Stress affects workplace engagement, which inevitably leads employees to become less productive, and worse, even leave their company. Actually, Watson Wyatt Worldwide’s study proves that work-related stress is the top reason on why employees quit their jobs, resulting in a high turnover rate among many companies.
With the high turnover rate, organizations now turn to loyalty programs in the Philippines to encourage their employees to stay. Lack of exercise, unreliable technology, and insufficient staff are found to be the top triggers of work-related stress.
In the Philippines, add commuting and Manila traffic to the mix, and you have the perfect recipe to make a burned-out employee.
How to Increase Positive Workplace Engagement
As humans, we tend to run away from things that threaten or hurt us. Work can be one of them, especially when we’re stressed and suffering from an emotional burden.
But, good news for every single one of us, there’s still a way on how we can shift away from this lifestyle to improve our workplace engagement. All it takes is a change in the way we think.
Understanding How Our Brain Works
Our brain works on a threat and rewards response. When we encounter a threat, we trigger a response in the amygdala region of our brain, which lets us experience panic. This emotional response is called “Amygdala Hijack.”

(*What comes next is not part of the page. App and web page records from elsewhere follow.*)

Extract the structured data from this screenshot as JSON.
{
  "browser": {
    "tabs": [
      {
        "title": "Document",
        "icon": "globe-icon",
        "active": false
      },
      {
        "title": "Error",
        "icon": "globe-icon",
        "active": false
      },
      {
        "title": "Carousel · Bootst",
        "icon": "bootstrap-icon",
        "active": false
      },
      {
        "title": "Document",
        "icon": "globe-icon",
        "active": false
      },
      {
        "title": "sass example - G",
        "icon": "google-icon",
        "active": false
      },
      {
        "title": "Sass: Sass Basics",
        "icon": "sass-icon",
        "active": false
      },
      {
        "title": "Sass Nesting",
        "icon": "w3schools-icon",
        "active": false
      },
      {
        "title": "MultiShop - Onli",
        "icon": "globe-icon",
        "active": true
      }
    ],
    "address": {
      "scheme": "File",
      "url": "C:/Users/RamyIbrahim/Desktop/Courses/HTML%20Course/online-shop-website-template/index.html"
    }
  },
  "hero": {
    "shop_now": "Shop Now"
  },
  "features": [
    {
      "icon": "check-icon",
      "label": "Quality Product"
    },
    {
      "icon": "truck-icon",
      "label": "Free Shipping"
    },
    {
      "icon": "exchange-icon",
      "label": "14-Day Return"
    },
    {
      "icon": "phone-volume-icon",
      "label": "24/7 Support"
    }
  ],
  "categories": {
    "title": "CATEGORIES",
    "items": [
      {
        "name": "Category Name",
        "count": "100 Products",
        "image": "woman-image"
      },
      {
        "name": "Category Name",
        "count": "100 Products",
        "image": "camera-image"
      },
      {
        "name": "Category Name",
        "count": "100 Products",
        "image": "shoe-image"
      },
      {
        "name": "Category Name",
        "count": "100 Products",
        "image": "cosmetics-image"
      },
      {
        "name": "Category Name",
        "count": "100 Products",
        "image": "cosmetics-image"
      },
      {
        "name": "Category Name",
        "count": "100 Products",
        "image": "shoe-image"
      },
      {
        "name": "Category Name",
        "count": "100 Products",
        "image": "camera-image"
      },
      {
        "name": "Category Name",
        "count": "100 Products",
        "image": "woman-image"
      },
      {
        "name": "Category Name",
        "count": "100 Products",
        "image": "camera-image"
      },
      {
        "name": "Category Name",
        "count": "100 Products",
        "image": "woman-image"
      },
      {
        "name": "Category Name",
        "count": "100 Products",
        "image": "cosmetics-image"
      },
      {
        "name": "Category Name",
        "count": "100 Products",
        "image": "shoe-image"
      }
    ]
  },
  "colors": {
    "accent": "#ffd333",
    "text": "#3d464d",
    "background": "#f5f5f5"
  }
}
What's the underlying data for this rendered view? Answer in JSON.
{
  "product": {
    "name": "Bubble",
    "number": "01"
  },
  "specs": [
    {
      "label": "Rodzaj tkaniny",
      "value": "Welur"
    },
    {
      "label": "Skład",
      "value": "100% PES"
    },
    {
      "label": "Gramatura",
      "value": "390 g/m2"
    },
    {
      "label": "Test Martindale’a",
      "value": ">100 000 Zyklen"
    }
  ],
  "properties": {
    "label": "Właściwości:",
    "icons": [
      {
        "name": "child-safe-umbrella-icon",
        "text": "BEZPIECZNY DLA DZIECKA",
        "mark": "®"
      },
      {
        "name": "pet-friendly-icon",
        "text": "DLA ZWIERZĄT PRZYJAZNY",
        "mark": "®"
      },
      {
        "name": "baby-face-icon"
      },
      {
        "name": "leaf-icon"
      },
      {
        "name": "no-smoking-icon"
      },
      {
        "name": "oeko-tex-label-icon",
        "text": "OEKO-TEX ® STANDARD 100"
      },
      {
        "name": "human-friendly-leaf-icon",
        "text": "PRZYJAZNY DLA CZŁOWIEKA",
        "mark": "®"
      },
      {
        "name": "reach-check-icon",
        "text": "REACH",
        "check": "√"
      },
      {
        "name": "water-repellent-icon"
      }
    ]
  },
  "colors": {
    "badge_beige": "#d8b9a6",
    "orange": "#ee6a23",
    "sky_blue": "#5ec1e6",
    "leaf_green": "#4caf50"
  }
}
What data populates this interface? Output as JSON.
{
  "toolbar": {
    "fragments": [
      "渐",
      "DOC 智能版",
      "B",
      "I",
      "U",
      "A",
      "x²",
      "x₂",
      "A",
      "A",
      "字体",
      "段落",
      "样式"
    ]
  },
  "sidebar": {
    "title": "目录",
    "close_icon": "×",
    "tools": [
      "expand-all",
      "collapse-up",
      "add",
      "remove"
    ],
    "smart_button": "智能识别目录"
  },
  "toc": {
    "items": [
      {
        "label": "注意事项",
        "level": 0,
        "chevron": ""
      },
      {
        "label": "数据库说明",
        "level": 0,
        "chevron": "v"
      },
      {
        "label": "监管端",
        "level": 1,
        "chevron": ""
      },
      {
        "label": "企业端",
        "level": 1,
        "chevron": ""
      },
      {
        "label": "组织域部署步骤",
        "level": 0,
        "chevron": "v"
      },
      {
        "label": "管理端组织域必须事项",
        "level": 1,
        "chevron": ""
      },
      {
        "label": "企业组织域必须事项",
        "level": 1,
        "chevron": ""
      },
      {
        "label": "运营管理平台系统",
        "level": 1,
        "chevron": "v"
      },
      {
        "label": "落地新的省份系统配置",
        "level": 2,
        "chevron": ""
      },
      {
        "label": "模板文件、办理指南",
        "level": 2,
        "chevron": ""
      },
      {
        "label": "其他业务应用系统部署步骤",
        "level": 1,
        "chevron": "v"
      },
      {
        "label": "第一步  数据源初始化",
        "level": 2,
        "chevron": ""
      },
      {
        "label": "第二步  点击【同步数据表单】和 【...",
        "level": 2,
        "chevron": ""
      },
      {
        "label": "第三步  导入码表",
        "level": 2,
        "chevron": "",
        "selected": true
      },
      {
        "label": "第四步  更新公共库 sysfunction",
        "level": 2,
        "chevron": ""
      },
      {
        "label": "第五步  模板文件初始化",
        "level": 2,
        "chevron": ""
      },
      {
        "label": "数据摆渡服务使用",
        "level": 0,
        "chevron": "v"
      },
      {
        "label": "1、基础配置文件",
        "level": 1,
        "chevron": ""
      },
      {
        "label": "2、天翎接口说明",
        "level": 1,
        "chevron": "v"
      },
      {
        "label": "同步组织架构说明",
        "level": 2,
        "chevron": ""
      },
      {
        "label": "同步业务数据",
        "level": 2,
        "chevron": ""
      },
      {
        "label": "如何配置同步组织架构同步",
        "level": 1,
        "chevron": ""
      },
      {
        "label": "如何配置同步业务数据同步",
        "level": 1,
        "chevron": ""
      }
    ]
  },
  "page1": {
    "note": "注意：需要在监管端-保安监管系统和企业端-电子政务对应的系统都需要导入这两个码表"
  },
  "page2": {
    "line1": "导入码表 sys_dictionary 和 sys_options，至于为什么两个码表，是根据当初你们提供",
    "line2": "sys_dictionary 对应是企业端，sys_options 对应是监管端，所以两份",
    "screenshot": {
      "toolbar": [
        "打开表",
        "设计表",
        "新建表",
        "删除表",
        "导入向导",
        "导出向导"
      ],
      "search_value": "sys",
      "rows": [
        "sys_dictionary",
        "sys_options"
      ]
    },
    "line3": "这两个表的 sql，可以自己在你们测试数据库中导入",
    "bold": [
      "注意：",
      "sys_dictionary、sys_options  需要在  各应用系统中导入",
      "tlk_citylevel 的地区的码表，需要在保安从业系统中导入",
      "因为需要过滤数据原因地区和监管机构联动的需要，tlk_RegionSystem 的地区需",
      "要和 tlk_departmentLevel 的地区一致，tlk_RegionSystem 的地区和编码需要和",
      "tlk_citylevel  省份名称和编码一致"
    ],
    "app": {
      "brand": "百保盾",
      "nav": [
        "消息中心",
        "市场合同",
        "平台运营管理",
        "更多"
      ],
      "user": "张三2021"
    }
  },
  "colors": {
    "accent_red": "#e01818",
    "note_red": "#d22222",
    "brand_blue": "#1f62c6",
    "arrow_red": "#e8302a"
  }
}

In relation to the panic triggers, our body also lets out a physiological response. Our heart rate quickens, our breaths become shallow, and our blood rushes to several parts of our body.
On the contrary, our body experiences the same thing when we encounter a reward. We may feel elation and our body releases more dopamine than usual.
You may not be aware of it, but certain factors and people can be perceived as threats by our brains. In the workplace, it might be our boss or our co-worker. Similarly, it may come in the form of criticisms from our supervisor or the constant nagging of our paranoid co-worker.
To manage these threat signals, you must be extra observant in your interactions with your fellow employees. Note that the amygdala hijack is a fleeting response and usually only lasts for seconds. Look for quick reactions, as it might merely be wincing or a slight twitch of the mouth but can actually mean so much more.
Managing Unproductive Responses
To improve your employees’ workplace engagement and get everyone out of the slump from being unproductive, know how to utilize the reward and threat response of your staff by providing the right stimulus.
On the reward-seeking side, ensure that your employees always feel like they belong in the team. Filipinos are very sociable, as they can work greatly as a team. So, make sure that everyone in the team has a positive interaction.
Recognize the positive – if they did a great job, reward them for it. Give incentives for employees when you know they deserve it. Be specific and genuine on your praise as well. Taking into account the Filipino culture, your employees can probably see through it if your praise is forced or purely given out of respect.
On the threat-avoidance side, be sure to be constructive with your criticism and give your feedback in a respectable manner. Don’t humiliate your employees in front of everyone and cause them to lose face.
Stress affects everyone – even managers and bosses – but that doesn’t give you an excuse to shout (or worse, curse) at your employees. Doing this might only decrease their morale and push them down further on their unproductive work slump.
Make sure that your employees are all treated fairly as well. Don’t play favorites, as this could give trigger an internal competition that could lead to an unwanted tension in the workplace.
While some companies encourage competition among their employees, this doesn’t work for every organization. In the Philippines, in particular, where crab mentality runs deep in the culture, competition can quickly become personal and unhealthy with employees trying to pull down each other.
With the great demand and heavy workload thrown to us, work-related stress is definitely unavoidable. Fortunately you can foster a healthy working environment by treating your employees as part of the growth of your company, so they won’t feel as just another cog in the machine.